• YOUR ASSIGNMENT:
Restating the records exactly is the whole task.

------ LISTED RECORDS

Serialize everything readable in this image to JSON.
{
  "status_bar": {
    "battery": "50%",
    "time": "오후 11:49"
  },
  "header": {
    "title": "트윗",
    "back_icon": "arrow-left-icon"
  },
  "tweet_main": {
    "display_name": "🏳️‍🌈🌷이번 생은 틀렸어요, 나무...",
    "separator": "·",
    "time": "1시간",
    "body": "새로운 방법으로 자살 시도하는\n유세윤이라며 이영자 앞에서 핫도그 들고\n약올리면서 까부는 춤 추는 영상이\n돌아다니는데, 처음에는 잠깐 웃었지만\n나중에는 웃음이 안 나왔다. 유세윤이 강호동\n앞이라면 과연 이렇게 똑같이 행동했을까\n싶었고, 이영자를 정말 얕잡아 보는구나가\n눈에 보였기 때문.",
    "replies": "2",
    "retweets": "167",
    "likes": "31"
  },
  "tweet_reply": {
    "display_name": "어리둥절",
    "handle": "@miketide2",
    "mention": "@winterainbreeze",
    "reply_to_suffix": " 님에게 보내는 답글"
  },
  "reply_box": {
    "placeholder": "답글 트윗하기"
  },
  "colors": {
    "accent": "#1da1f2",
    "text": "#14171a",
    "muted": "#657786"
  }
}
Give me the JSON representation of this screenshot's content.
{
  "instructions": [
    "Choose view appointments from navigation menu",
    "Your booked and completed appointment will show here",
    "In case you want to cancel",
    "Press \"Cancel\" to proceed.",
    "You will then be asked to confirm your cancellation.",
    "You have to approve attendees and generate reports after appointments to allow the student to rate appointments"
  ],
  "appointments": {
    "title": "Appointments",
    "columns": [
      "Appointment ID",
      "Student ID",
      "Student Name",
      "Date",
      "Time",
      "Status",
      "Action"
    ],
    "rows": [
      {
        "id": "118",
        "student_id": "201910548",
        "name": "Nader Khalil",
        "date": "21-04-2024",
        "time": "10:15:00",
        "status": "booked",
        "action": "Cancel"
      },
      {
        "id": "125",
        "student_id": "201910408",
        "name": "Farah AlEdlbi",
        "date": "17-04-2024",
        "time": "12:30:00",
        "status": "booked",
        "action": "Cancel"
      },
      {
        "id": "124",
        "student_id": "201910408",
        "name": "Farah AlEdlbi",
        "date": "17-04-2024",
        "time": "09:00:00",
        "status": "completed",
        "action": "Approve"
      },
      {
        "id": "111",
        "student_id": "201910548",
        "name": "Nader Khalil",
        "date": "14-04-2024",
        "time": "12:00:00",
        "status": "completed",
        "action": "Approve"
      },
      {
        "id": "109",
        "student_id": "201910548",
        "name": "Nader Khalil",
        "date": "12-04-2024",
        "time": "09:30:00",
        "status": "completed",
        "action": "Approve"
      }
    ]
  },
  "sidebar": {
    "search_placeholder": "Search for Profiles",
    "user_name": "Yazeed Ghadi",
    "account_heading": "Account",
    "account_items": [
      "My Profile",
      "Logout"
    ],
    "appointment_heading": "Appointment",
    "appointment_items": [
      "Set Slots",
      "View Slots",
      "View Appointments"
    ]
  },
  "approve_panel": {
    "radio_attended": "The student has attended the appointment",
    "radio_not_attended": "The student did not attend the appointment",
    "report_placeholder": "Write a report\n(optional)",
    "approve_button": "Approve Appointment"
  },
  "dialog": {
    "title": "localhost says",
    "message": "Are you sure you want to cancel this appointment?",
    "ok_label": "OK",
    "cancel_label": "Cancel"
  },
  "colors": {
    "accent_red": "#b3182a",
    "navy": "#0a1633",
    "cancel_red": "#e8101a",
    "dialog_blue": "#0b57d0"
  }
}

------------

• TASK RESULT:
Serialize everything readable in this image to JSON.
{
  "status_bar": {
    "battery": "50%",
    "time": "오후 11:49"
  },
  "header": {
    "title": "트윗",
    "back_icon": "arrow-left-icon"
  },
  "tweet_main": {
    "display_name": "🏳️‍🌈🌷이번 생은 틀렸어요, 나무...",
    "separator": "·",
    "time": "1시간",
    "body": "새로운 방법으로 자살 시도하는\n유세윤이라며 이영자 앞에서 핫도그 들고\n약올리면서 까부는 춤 추는 영상이\n돌아다니는데, 처음에는 잠깐 웃었지만\n나중에는 웃음이 안 나왔다. 유세윤이 강호동\n앞이라면 과연 이렇게 똑같이 행동했을까\n싶었고, 이영자를 정말 얕잡아 보는구나가\n눈에 보였기 때문.",
    "replies": "2",
    "retweets": "167",
    "likes": "31"
  },
  "tweet_reply": {
    "display_name": "어리둥절",
    "handle": "@miketide2",
    "mention": "@winterainbreeze",
    "reply_to_suffix": " 님에게 보내는 답글"
  },
  "reply_box": {
    "placeholder": "답글 트윗하기"
  },
  "colors": {
    "accent": "#1da1f2",
    "text": "#14171a",
    "muted": "#657786"
  }
}
Give me the JSON representation of this screenshot's content.
{
  "instructions": [
    "Choose view appointments from navigation menu",
    "Your booked and completed appointment will show here",
    "In case you want to cancel",
    "Press \"Cancel\" to proceed.",
    "You will then be asked to confirm your cancellation.",
    "You have to approve attendees and generate reports after appointments to allow the student to rate appointments"
  ],
  "appointments": {
    "title": "Appointments",
    "columns": [
      "Appointment ID",
      "Student ID",
      "Student Name",
      "Date",
      "Time",
      "Status",
      "Action"
    ],
    "rows": [
      {
        "id": "118",
        "student_id": "201910548",
        "name": "Nader Khalil",
        "date": "21-04-2024",
        "time": "10:15:00",
        "status": "booked",
        "action": "Cancel"
      },
      {
        "id": "125",
        "student_id": "201910408",
        "name": "Farah AlEdlbi",
        "date": "17-04-2024",
        "time": "12:30:00",
        "status": "booked",
        "action": "Cancel"
      },
      {
        "id": "124",
        "student_id": "201910408",
        "name": "Farah AlEdlbi",
        "date": "17-04-2024",
        "time": "09:00:00",
        "status": "completed",
        "action": "Approve"
      },
      {
        "id": "111",
        "student_id": "201910548",
        "name": "Nader Khalil",
        "date": "14-04-2024",
        "time": "12:00:00",
        "status": "completed",
        "action": "Approve"
      },
      {
        "id": "109",
        "student_id": "201910548",
        "name": "Nader Khalil",
        "date": "12-04-2024",
        "time": "09:30:00",
        "status": "completed",
        "action": "Approve"
      }
    ]
  },
  "sidebar": {
    "search_placeholder": "Search for Profiles",
    "user_name": "Yazeed Ghadi",
    "account_heading": "Account",
    "account_items": [
      "My Profile",
      "Logout"
    ],
    "appointment_heading": "Appointment",
    "appointment_items": [
      "Set Slots",
      "View Slots",
      "View Appointments"
    ]
  },
  "approve_panel": {
    "radio_attended": "The student has attended the appointment",
    "radio_not_attended": "The student did not attend the appointment",
    "report_placeholder": "Write a report\n(optional)",
    "approve_button": "Approve Appointment"
  },
  "dialog": {
    "title": "localhost says",
    "message": "Are you sure you want to cancel this appointment?",
    "ok_label": "OK",
    "cancel_label": "Cancel"
  },
  "colors": {
    "accent_red": "#b3182a",
    "navy": "#0a1633",
    "cancel_red": "#e8101a",
    "dialog_blue": "#0b57d0"
  }
}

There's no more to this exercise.